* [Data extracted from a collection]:
-=-=-=-=-

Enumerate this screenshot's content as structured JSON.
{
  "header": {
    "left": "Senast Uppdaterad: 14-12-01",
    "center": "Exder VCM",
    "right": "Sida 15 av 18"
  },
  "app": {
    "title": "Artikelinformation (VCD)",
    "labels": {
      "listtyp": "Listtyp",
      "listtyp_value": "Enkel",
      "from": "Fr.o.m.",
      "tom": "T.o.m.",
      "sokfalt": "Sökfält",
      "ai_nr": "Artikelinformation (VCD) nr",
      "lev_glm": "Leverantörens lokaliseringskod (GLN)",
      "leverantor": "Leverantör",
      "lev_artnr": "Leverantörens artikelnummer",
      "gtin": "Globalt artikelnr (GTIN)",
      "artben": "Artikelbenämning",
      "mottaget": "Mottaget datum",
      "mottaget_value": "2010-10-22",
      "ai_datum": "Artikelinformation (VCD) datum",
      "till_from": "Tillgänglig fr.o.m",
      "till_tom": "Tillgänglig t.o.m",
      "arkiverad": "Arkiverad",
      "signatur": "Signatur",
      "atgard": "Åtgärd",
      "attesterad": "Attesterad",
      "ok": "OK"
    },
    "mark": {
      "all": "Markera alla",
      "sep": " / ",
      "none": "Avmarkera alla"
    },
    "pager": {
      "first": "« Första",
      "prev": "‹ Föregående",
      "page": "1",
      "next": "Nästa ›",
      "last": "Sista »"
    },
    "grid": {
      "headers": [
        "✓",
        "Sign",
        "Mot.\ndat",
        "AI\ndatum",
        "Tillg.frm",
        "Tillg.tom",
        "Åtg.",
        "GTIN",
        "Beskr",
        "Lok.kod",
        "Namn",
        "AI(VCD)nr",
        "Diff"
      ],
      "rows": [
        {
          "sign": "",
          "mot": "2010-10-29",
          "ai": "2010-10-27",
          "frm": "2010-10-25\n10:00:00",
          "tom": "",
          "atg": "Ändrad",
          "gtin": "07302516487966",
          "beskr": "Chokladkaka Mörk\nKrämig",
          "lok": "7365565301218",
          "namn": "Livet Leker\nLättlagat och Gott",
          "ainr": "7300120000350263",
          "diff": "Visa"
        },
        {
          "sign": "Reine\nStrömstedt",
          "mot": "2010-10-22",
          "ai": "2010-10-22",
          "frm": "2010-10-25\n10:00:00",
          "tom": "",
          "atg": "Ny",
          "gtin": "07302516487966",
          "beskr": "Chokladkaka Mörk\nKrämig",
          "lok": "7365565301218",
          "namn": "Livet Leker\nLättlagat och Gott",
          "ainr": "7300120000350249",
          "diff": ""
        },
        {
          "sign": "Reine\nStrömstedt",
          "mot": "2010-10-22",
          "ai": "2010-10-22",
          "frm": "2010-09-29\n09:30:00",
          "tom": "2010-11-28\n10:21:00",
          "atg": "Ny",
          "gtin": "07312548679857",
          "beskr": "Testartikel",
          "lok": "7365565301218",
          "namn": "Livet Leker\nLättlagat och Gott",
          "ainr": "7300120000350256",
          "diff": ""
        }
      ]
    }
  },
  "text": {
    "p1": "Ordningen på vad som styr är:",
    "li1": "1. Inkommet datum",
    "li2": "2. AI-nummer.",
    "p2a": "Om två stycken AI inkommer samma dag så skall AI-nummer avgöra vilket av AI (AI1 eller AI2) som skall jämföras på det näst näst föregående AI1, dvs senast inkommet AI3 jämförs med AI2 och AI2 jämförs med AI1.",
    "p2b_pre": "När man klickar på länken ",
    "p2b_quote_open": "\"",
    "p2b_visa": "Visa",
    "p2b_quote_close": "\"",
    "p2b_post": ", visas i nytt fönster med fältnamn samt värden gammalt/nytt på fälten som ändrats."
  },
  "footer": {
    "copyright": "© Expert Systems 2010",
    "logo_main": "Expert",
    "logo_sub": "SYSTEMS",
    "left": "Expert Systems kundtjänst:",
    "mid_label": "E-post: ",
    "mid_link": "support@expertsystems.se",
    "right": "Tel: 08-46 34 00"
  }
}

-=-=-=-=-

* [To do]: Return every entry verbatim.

* [Response area]:
Enumerate this screenshot's content as structured JSON.
{
  "header": {
    "left": "Senast Uppdaterad: 14-12-01",
    "center": "Exder VCM",
    "right": "Sida 15 av 18"
  },
  "app": {
    "title": "Artikelinformation (VCD)",
    "labels": {
      "listtyp": "Listtyp",
      "listtyp_value": "Enkel",
      "from": "Fr.o.m.",
      "tom": "T.o.m.",
      "sokfalt": "Sökfält",
      "ai_nr": "Artikelinformation (VCD) nr",
      "lev_glm": "Leverantörens lokaliseringskod (GLN)",
      "leverantor": "Leverantör",
      "lev_artnr": "Leverantörens artikelnummer",
      "gtin": "Globalt artikelnr (GTIN)",
      "artben": "Artikelbenämning",
      "mottaget": "Mottaget datum",
      "mottaget_value": "2010-10-22",
      "ai_datum": "Artikelinformation (VCD) datum",
      "till_from": "Tillgänglig fr.o.m",
      "till_tom": "Tillgänglig t.o.m",
      "arkiverad": "Arkiverad",
      "signatur": "Signatur",
      "atgard": "Åtgärd",
      "attesterad": "Attesterad",
      "ok": "OK"
    },
    "mark": {
      "all": "Markera alla",
      "sep": " / ",
      "none": "Avmarkera alla"
    },
    "pager": {
      "first": "« Första",
      "prev": "‹ Föregående",
      "page": "1",
      "next": "Nästa ›",
      "last": "Sista »"
    },
    "grid": {
      "headers": [
        "✓",
        "Sign",
        "Mot.\ndat",
        "AI\ndatum",
        "Tillg.frm",
        "Tillg.tom",
        "Åtg.",
        "GTIN",
        "Beskr",
        "Lok.kod",
        "Namn",
        "AI(VCD)nr",
        "Diff"
      ],
      "rows": [
        {
          "sign": "",
          "mot": "2010-10-29",
          "ai": "2010-10-27",
          "frm": "2010-10-25\n10:00:00",
          "tom": "",
          "atg": "Ändrad",
          "gtin": "07302516487966",
          "beskr": "Chokladkaka Mörk\nKrämig",
          "lok": "7365565301218",
          "namn": "Livet Leker\nLättlagat och Gott",
          "ainr": "7300120000350263",
          "diff": "Visa"
        },
        {
          "sign": "Reine\nStrömstedt",
          "mot": "2010-10-22",
          "ai": "2010-10-22",
          "frm": "2010-10-25\n10:00:00",
          "tom": "",
          "atg": "Ny",
          "gtin": "07302516487966",
          "beskr": "Chokladkaka Mörk\nKrämig",
          "lok": "7365565301218",
          "namn": "Livet Leker\nLättlagat och Gott",
          "ainr": "7300120000350249",
          "diff": ""
        },
        {
          "sign": "Reine\nStrömstedt",
          "mot": "2010-10-22",
          "ai": "2010-10-22",
          "frm": "2010-09-29\n09:30:00",
          "tom": "2010-11-28\n10:21:00",
          "atg": "Ny",
          "gtin": "07312548679857",
          "beskr": "Testartikel",
          "lok": "7365565301218",
          "namn": "Livet Leker\nLättlagat och Gott",
          "ainr": "7300120000350256",
          "diff": ""
        }
      ]
    }
  },
  "text": {
    "p1": "Ordningen på vad som styr är:",
    "li1": "1. Inkommet datum",
    "li2": "2. AI-nummer.",
    "p2a": "Om två stycken AI inkommer samma dag så skall AI-nummer avgöra vilket av AI (AI1 eller AI2) som skall jämföras på det näst näst föregående AI1, dvs senast inkommet AI3 jämförs med AI2 och AI2 jämförs med AI1.",
    "p2b_pre": "När man klickar på länken ",
    "p2b_quote_open": "\"",
    "p2b_visa": "Visa",
    "p2b_quote_close": "\"",
    "p2b_post": ", visas i nytt fönster med fältnamn samt värden gammalt/nytt på fälten som ändrats."
  },
  "footer": {
    "copyright": "© Expert Systems 2010",
    "logo_main": "Expert",
    "logo_sub": "SYSTEMS",
    "left": "Expert Systems kundtjänst:",
    "mid_label": "E-post: ",
    "mid_link": "support@expertsystems.se",
    "right": "Tel: 08-46 34 00"
  }
}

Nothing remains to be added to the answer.